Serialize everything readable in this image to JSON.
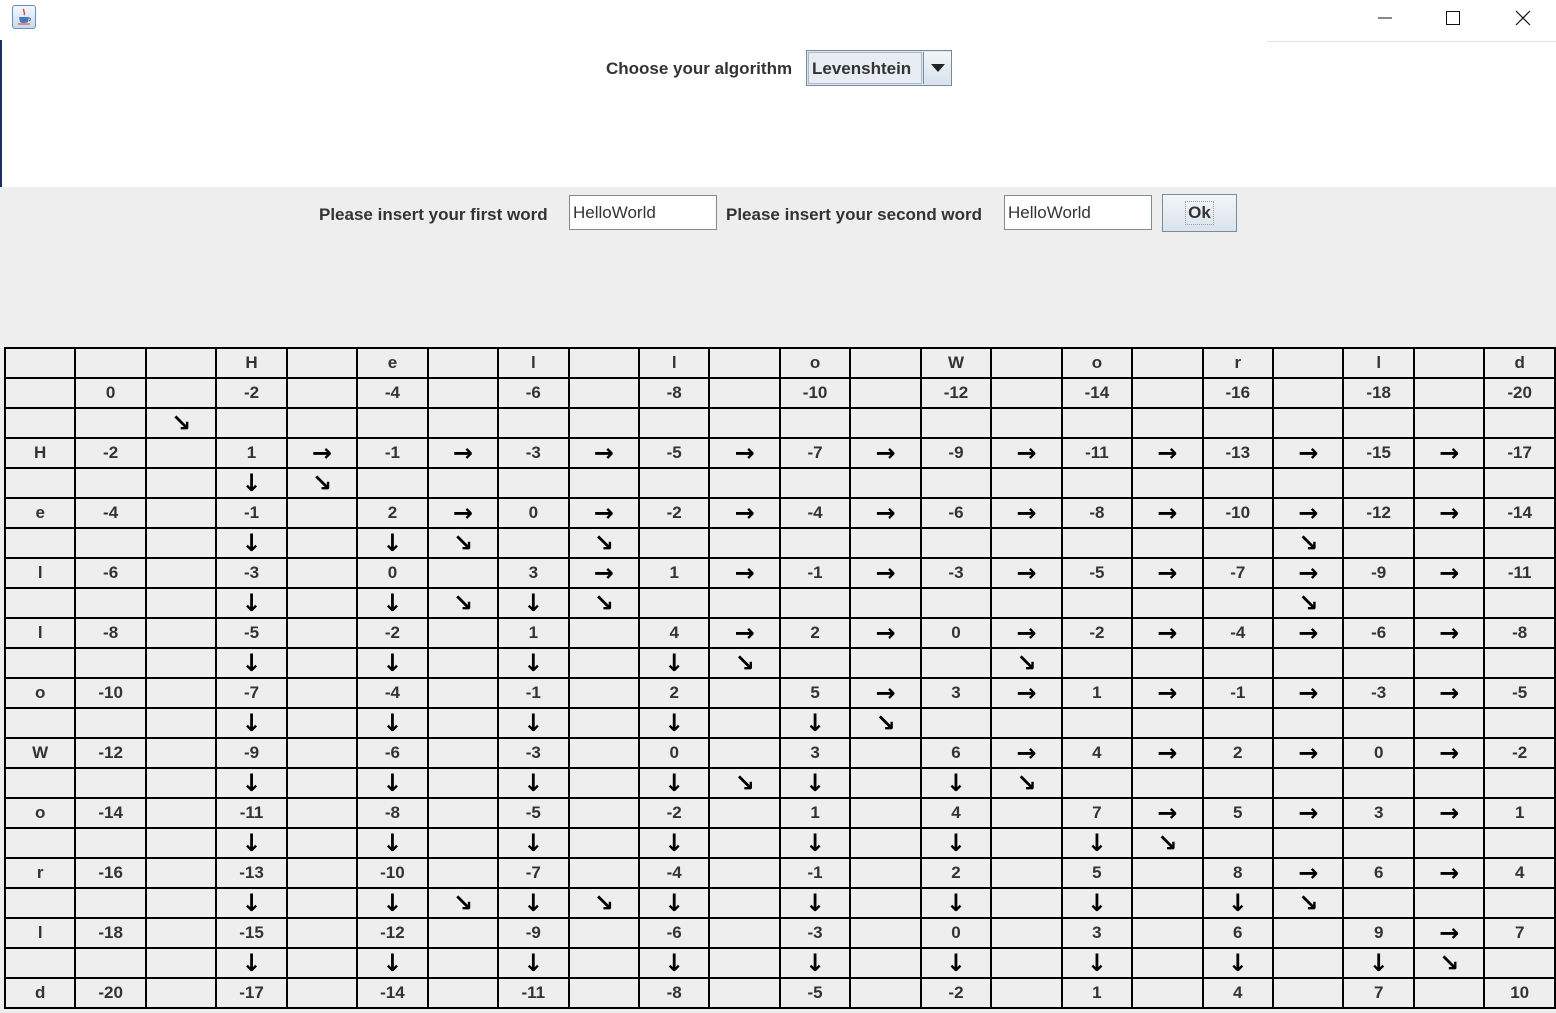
{
  "window": {
    "app_icon": "java-cup-icon",
    "controls": {
      "minimize": "minimize-icon",
      "maximize": "maximize-icon",
      "close": "close-icon"
    }
  },
  "algorithm": {
    "label": "Choose your algorithm",
    "selected": "Levenshtein",
    "dropdown_icon": "triangle-down-icon"
  },
  "words": {
    "first_label": "Please insert your first word",
    "first_value": "HelloWorld",
    "second_label": "Please insert your second word",
    "second_value": "HelloWorld",
    "ok_label": "Ok"
  },
  "grid": {
    "rows": [
      [
        "",
        "",
        "",
        "H",
        "",
        "e",
        "",
        "l",
        "",
        "l",
        "",
        "o",
        "",
        "W",
        "",
        "o",
        "",
        "r",
        "",
        "l",
        "",
        "d"
      ],
      [
        "",
        "0",
        "",
        "-2",
        "",
        "-4",
        "",
        "-6",
        "",
        "-8",
        "",
        "-10",
        "",
        "-12",
        "",
        "-14",
        "",
        "-16",
        "",
        "-18",
        "",
        "-20"
      ],
      [
        "",
        "",
        "↘",
        "",
        "",
        "",
        "",
        "",
        "",
        "",
        "",
        "",
        "",
        "",
        "",
        "",
        "",
        "",
        "",
        "",
        "",
        ""
      ],
      [
        "H",
        "-2",
        "",
        "1",
        "→",
        "-1",
        "→",
        "-3",
        "→",
        "-5",
        "→",
        "-7",
        "→",
        "-9",
        "→",
        "-11",
        "→",
        "-13",
        "→",
        "-15",
        "→",
        "-17"
      ],
      [
        "",
        "",
        "",
        "↓",
        "↘",
        "",
        "",
        "",
        "",
        "",
        "",
        "",
        "",
        "",
        "",
        "",
        "",
        "",
        "",
        "",
        "",
        ""
      ],
      [
        "e",
        "-4",
        "",
        "-1",
        "",
        "2",
        "→",
        "0",
        "→",
        "-2",
        "→",
        "-4",
        "→",
        "-6",
        "→",
        "-8",
        "→",
        "-10",
        "→",
        "-12",
        "→",
        "-14"
      ],
      [
        "",
        "",
        "",
        "↓",
        "",
        "↓",
        "↘",
        "",
        "↘",
        "",
        "",
        "",
        "",
        "",
        "",
        "",
        "",
        "",
        "↘",
        "",
        "",
        ""
      ],
      [
        "l",
        "-6",
        "",
        "-3",
        "",
        "0",
        "",
        "3",
        "→",
        "1",
        "→",
        "-1",
        "→",
        "-3",
        "→",
        "-5",
        "→",
        "-7",
        "→",
        "-9",
        "→",
        "-11"
      ],
      [
        "",
        "",
        "",
        "↓",
        "",
        "↓",
        "↘",
        "↓",
        "↘",
        "",
        "",
        "",
        "",
        "",
        "",
        "",
        "",
        "",
        "↘",
        "",
        "",
        ""
      ],
      [
        "l",
        "-8",
        "",
        "-5",
        "",
        "-2",
        "",
        "1",
        "",
        "4",
        "→",
        "2",
        "→",
        "0",
        "→",
        "-2",
        "→",
        "-4",
        "→",
        "-6",
        "→",
        "-8"
      ],
      [
        "",
        "",
        "",
        "↓",
        "",
        "↓",
        "",
        "↓",
        "",
        "↓",
        "↘",
        "",
        "",
        "",
        "↘",
        "",
        "",
        "",
        "",
        "",
        "",
        ""
      ],
      [
        "o",
        "-10",
        "",
        "-7",
        "",
        "-4",
        "",
        "-1",
        "",
        "2",
        "",
        "5",
        "→",
        "3",
        "→",
        "1",
        "→",
        "-1",
        "→",
        "-3",
        "→",
        "-5"
      ],
      [
        "",
        "",
        "",
        "↓",
        "",
        "↓",
        "",
        "↓",
        "",
        "↓",
        "",
        "↓",
        "↘",
        "",
        "",
        "",
        "",
        "",
        "",
        "",
        "",
        ""
      ],
      [
        "W",
        "-12",
        "",
        "-9",
        "",
        "-6",
        "",
        "-3",
        "",
        "0",
        "",
        "3",
        "",
        "6",
        "→",
        "4",
        "→",
        "2",
        "→",
        "0",
        "→",
        "-2"
      ],
      [
        "",
        "",
        "",
        "↓",
        "",
        "↓",
        "",
        "↓",
        "",
        "↓",
        "↘",
        "↓",
        "",
        "↓",
        "↘",
        "",
        "",
        "",
        "",
        "",
        "",
        ""
      ],
      [
        "o",
        "-14",
        "",
        "-11",
        "",
        "-8",
        "",
        "-5",
        "",
        "-2",
        "",
        "1",
        "",
        "4",
        "",
        "7",
        "→",
        "5",
        "→",
        "3",
        "→",
        "1"
      ],
      [
        "",
        "",
        "",
        "↓",
        "",
        "↓",
        "",
        "↓",
        "",
        "↓",
        "",
        "↓",
        "",
        "↓",
        "",
        "↓",
        "↘",
        "",
        "",
        "",
        "",
        ""
      ],
      [
        "r",
        "-16",
        "",
        "-13",
        "",
        "-10",
        "",
        "-7",
        "",
        "-4",
        "",
        "-1",
        "",
        "2",
        "",
        "5",
        "",
        "8",
        "→",
        "6",
        "→",
        "4"
      ],
      [
        "",
        "",
        "",
        "↓",
        "",
        "↓",
        "↘",
        "↓",
        "↘",
        "↓",
        "",
        "↓",
        "",
        "↓",
        "",
        "↓",
        "",
        "↓",
        "↘",
        "",
        "",
        ""
      ],
      [
        "l",
        "-18",
        "",
        "-15",
        "",
        "-12",
        "",
        "-9",
        "",
        "-6",
        "",
        "-3",
        "",
        "0",
        "",
        "3",
        "",
        "6",
        "",
        "9",
        "→",
        "7"
      ],
      [
        "",
        "",
        "",
        "↓",
        "",
        "↓",
        "",
        "↓",
        "",
        "↓",
        "",
        "↓",
        "",
        "↓",
        "",
        "↓",
        "",
        "↓",
        "",
        "↓",
        "↘",
        ""
      ],
      [
        "d",
        "-20",
        "",
        "-17",
        "",
        "-14",
        "",
        "-11",
        "",
        "-8",
        "",
        "-5",
        "",
        "-2",
        "",
        "1",
        "",
        "4",
        "",
        "7",
        "",
        "10"
      ]
    ]
  }
}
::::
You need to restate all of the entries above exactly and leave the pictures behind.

• _ANSWER SECTION_
Serialize everything readable in this image to JSON.
{
  "window": {
    "app_icon": "java-cup-icon",
    "controls": {
      "minimize": "minimize-icon",
      "maximize": "maximize-icon",
      "close": "close-icon"
    }
  },
  "algorithm": {
    "label": "Choose your algorithm",
    "selected": "Levenshtein",
    "dropdown_icon": "triangle-down-icon"
  },
  "words": {
    "first_label": "Please insert your first word",
    "first_value": "HelloWorld",
    "second_label": "Please insert your second word",
    "second_value": "HelloWorld",
    "ok_label": "Ok"
  },
  "grid": {
    "rows": [
      [
        "",
        "",
        "",
        "H",
        "",
        "e",
        "",
        "l",
        "",
        "l",
        "",
        "o",
        "",
        "W",
        "",
        "o",
        "",
        "r",
        "",
        "l",
        "",
        "d"
      ],
      [
        "",
        "0",
        "",
        "-2",
        "",
        "-4",
        "",
        "-6",
        "",
        "-8",
        "",
        "-10",
        "",
        "-12",
        "",
        "-14",
        "",
        "-16",
        "",
        "-18",
        "",
        "-20"
      ],
      [
        "",
        "",
        "↘",
        "",
        "",
        "",
        "",
        "",
        "",
        "",
        "",
        "",
        "",
        "",
        "",
        "",
        "",
        "",
        "",
        "",
        "",
        ""
      ],
      [
        "H",
        "-2",
        "",
        "1",
        "→",
        "-1",
        "→",
        "-3",
        "→",
        "-5",
        "→",
        "-7",
        "→",
        "-9",
        "→",
        "-11",
        "→",
        "-13",
        "→",
        "-15",
        "→",
        "-17"
      ],
      [
        "",
        "",
        "",
        "↓",
        "↘",
        "",
        "",
        "",
        "",
        "",
        "",
        "",
        "",
        "",
        "",
        "",
        "",
        "",
        "",
        "",
        "",
        ""
      ],
      [
        "e",
        "-4",
        "",
        "-1",
        "",
        "2",
        "→",
        "0",
        "→",
        "-2",
        "→",
        "-4",
        "→",
        "-6",
        "→",
        "-8",
        "→",
        "-10",
        "→",
        "-12",
        "→",
        "-14"
      ],
      [
        "",
        "",
        "",
        "↓",
        "",
        "↓",
        "↘",
        "",
        "↘",
        "",
        "",
        "",
        "",
        "",
        "",
        "",
        "",
        "",
        "↘",
        "",
        "",
        ""
      ],
      [
        "l",
        "-6",
        "",
        "-3",
        "",
        "0",
        "",
        "3",
        "→",
        "1",
        "→",
        "-1",
        "→",
        "-3",
        "→",
        "-5",
        "→",
        "-7",
        "→",
        "-9",
        "→",
        "-11"
      ],
      [
        "",
        "",
        "",
        "↓",
        "",
        "↓",
        "↘",
        "↓",
        "↘",
        "",
        "",
        "",
        "",
        "",
        "",
        "",
        "",
        "",
        "↘",
        "",
        "",
        ""
      ],
      [
        "l",
        "-8",
        "",
        "-5",
        "",
        "-2",
        "",
        "1",
        "",
        "4",
        "→",
        "2",
        "→",
        "0",
        "→",
        "-2",
        "→",
        "-4",
        "→",
        "-6",
        "→",
        "-8"
      ],
      [
        "",
        "",
        "",
        "↓",
        "",
        "↓",
        "",
        "↓",
        "",
        "↓",
        "↘",
        "",
        "",
        "",
        "↘",
        "",
        "",
        "",
        "",
        "",
        "",
        ""
      ],
      [
        "o",
        "-10",
        "",
        "-7",
        "",
        "-4",
        "",
        "-1",
        "",
        "2",
        "",
        "5",
        "→",
        "3",
        "→",
        "1",
        "→",
        "-1",
        "→",
        "-3",
        "→",
        "-5"
      ],
      [
        "",
        "",
        "",
        "↓",
        "",
        "↓",
        "",
        "↓",
        "",
        "↓",
        "",
        "↓",
        "↘",
        "",
        "",
        "",
        "",
        "",
        "",
        "",
        "",
        ""
      ],
      [
        "W",
        "-12",
        "",
        "-9",
        "",
        "-6",
        "",
        "-3",
        "",
        "0",
        "",
        "3",
        "",
        "6",
        "→",
        "4",
        "→",
        "2",
        "→",
        "0",
        "→",
        "-2"
      ],
      [
        "",
        "",
        "",
        "↓",
        "",
        "↓",
        "",
        "↓",
        "",
        "↓",
        "↘",
        "↓",
        "",
        "↓",
        "↘",
        "",
        "",
        "",
        "",
        "",
        "",
        ""
      ],
      [
        "o",
        "-14",
        "",
        "-11",
        "",
        "-8",
        "",
        "-5",
        "",
        "-2",
        "",
        "1",
        "",
        "4",
        "",
        "7",
        "→",
        "5",
        "→",
        "3",
        "→",
        "1"
      ],
      [
        "",
        "",
        "",
        "↓",
        "",
        "↓",
        "",
        "↓",
        "",
        "↓",
        "",
        "↓",
        "",
        "↓",
        "",
        "↓",
        "↘",
        "",
        "",
        "",
        "",
        ""
      ],
      [
        "r",
        "-16",
        "",
        "-13",
        "",
        "-10",
        "",
        "-7",
        "",
        "-4",
        "",
        "-1",
        "",
        "2",
        "",
        "5",
        "",
        "8",
        "→",
        "6",
        "→",
        "4"
      ],
      [
        "",
        "",
        "",
        "↓",
        "",
        "↓",
        "↘",
        "↓",
        "↘",
        "↓",
        "",
        "↓",
        "",
        "↓",
        "",
        "↓",
        "",
        "↓",
        "↘",
        "",
        "",
        ""
      ],
      [
        "l",
        "-18",
        "",
        "-15",
        "",
        "-12",
        "",
        "-9",
        "",
        "-6",
        "",
        "-3",
        "",
        "0",
        "",
        "3",
        "",
        "6",
        "",
        "9",
        "→",
        "7"
      ],
      [
        "",
        "",
        "",
        "↓",
        "",
        "↓",
        "",
        "↓",
        "",
        "↓",
        "",
        "↓",
        "",
        "↓",
        "",
        "↓",
        "",
        "↓",
        "",
        "↓",
        "↘",
        ""
      ],
      [
        "d",
        "-20",
        "",
        "-17",
        "",
        "-14",
        "",
        "-11",
        "",
        "-8",
        "",
        "-5",
        "",
        "-2",
        "",
        "1",
        "",
        "4",
        "",
        "7",
        "",
        "10"
      ]
    ]
  }
}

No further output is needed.